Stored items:
╔══

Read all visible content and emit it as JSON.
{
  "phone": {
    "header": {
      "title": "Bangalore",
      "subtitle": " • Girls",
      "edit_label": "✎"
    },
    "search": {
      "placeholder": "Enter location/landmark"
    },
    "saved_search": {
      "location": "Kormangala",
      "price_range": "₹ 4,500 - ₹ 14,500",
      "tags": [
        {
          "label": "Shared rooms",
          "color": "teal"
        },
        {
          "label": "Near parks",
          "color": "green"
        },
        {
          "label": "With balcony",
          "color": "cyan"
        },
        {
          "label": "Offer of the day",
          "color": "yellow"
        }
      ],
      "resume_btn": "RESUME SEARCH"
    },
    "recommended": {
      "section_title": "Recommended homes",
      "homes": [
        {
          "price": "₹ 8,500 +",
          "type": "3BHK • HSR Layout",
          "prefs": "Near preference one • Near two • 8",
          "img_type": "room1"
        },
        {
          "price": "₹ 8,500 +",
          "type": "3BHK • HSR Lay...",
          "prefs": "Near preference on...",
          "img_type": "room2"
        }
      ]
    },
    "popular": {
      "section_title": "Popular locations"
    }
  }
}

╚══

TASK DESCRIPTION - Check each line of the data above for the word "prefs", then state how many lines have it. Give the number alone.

ANSWER TO THE EXERCISE - 2